Authors: R Duncan Milne, Tom Nicholson, Michael C Corballis.
Publication: Neuropsychology (American Psychological Association). 17(3), 362–368 2003 | DOI: 10.1037/0894-4188.8.131.522
Lexical access and phonological decoding were tested in 100 normal adult readers and 21 adult dyslexic individuals. Within the dyslexic sample, 11 dysphonetic dyslexic and 10 dyseidetic dyslexic participants were classified on the basis of spelling patterns. In the 1st experiment, adult dyseidetic readers showed a marked deficit on the lexical-access decision task in comparison with adult dysphonetic readers. In the 2nd experiment, the phonological-decoding decision task did not separate the subtypes. A lexical-access deficit in adult dyseidetic dyslexia cannot be explained in terms of a developmental delay. A phonological-decoding deficit in adult dyseidetic dyslexia may be explained by increased involvement of the lexical procedure in phonological assembly under an analogy strategy.

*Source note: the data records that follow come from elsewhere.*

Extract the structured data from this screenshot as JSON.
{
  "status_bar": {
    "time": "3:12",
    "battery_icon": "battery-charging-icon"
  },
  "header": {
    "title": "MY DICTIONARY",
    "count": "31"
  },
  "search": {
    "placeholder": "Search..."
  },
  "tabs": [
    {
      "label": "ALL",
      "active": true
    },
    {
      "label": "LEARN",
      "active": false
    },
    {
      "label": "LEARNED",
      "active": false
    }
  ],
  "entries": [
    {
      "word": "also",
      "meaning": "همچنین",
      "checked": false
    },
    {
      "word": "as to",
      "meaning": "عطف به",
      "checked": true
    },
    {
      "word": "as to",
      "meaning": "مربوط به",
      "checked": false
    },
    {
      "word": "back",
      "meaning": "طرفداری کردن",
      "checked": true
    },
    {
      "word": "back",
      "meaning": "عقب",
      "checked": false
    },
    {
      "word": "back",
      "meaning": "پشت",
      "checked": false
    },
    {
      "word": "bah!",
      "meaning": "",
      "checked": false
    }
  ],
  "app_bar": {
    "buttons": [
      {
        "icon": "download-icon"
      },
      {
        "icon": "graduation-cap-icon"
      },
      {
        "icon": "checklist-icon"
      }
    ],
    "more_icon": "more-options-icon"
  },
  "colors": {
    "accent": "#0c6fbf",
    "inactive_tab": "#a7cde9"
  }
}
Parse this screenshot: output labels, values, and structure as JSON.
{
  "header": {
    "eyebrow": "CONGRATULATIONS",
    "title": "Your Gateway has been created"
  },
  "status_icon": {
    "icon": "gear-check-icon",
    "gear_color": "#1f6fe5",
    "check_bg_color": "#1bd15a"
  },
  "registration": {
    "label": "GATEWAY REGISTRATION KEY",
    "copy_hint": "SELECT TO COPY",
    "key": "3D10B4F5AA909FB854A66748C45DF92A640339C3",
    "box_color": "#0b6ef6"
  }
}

We found evidence of dyseidetic dyslexia in an adult sample of dyslexic individuals who were distinguishable from dysphonetic individuals on the lexical-access decision task. Furthermore, almost one half of the sample was classified with dyseidetic dyslexia, a considerably higher rate than observed in children (Flynn et al., 1992). Surface dyslexia has been accounted for as a developmental delay resulting from a general resource limitation within a connectionist network (Manis et al., 1996). As the dyseidetic group in our study are adults, poorer performance and longer response time for the lexical-access decision task cannot easily be attributed to a developmental delay. The lexical-access deficit in dyseidetic dyslexia appears more
recognizable at higher levels of reading attainment. In normal reading, the sublexical procedure develops after acquiring the alphabetic principle, whereas the lexical procedure requires considerable print exposure before it learns to process rapidly and efficiently. In this respect, the relative

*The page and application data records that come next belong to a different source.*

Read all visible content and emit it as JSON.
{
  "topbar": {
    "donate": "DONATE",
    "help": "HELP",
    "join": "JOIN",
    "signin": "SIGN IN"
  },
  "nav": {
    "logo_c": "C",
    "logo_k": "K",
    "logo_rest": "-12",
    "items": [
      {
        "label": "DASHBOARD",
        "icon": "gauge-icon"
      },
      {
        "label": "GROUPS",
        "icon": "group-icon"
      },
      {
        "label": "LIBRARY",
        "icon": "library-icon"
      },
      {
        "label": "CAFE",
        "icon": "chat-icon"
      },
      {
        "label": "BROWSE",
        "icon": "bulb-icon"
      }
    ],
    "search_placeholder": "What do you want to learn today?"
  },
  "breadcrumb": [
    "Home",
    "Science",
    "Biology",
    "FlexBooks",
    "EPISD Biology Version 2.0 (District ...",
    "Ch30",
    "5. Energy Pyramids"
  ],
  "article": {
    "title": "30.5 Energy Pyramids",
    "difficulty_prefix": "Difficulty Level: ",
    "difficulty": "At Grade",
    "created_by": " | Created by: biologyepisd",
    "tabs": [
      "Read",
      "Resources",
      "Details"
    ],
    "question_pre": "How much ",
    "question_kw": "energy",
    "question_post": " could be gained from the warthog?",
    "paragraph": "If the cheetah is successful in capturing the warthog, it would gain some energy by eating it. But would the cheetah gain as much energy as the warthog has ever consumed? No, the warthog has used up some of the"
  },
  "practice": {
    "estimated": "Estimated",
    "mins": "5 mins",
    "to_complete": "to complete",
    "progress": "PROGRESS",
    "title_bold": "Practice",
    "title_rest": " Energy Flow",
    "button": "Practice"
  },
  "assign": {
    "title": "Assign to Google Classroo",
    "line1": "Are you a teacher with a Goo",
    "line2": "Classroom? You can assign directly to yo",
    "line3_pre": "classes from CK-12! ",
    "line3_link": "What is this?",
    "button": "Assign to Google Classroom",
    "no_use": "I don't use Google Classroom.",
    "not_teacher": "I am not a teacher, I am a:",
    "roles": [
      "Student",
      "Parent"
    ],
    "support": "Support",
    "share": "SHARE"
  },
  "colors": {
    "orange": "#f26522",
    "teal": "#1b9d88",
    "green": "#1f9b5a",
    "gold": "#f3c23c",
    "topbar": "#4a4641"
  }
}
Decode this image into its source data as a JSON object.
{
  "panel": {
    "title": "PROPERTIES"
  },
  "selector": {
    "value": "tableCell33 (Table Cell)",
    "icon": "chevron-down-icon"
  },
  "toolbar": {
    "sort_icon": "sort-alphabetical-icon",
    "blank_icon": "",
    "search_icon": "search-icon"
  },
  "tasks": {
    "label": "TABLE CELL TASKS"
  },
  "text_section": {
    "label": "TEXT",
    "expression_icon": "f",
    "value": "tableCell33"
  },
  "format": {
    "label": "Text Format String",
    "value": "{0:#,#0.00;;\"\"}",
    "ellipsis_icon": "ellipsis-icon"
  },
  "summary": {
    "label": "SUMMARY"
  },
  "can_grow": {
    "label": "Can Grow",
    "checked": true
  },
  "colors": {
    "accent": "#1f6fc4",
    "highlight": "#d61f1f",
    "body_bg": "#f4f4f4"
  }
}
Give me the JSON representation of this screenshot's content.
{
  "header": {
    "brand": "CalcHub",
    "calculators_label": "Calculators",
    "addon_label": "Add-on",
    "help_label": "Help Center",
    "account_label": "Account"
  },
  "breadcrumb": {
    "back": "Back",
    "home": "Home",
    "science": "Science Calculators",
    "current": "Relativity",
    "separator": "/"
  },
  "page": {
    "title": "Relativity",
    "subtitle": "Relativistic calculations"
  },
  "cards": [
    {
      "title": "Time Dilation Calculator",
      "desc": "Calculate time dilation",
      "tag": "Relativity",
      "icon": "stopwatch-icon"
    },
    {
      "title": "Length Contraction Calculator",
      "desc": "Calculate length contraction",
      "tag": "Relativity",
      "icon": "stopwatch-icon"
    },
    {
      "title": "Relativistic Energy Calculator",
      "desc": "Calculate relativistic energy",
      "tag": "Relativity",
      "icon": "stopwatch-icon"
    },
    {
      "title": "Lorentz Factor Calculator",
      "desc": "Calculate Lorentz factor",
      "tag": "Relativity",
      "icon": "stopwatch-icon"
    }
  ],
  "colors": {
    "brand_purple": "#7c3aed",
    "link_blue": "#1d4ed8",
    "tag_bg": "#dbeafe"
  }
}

disability of dysphonetic dyslexia may diminish over time, whereas the relative disability of dyseidetic dyslexia maycontinue to manifest.
Milne, R. D., Nicholson, T., & Corballis, M. C. (2003). Lexical access and phonological decoding in adult dyslexic subtypes. Neuropsychology, 17(3), 362–368. https://doi.org/10.1037/0894-4184.108.40.2062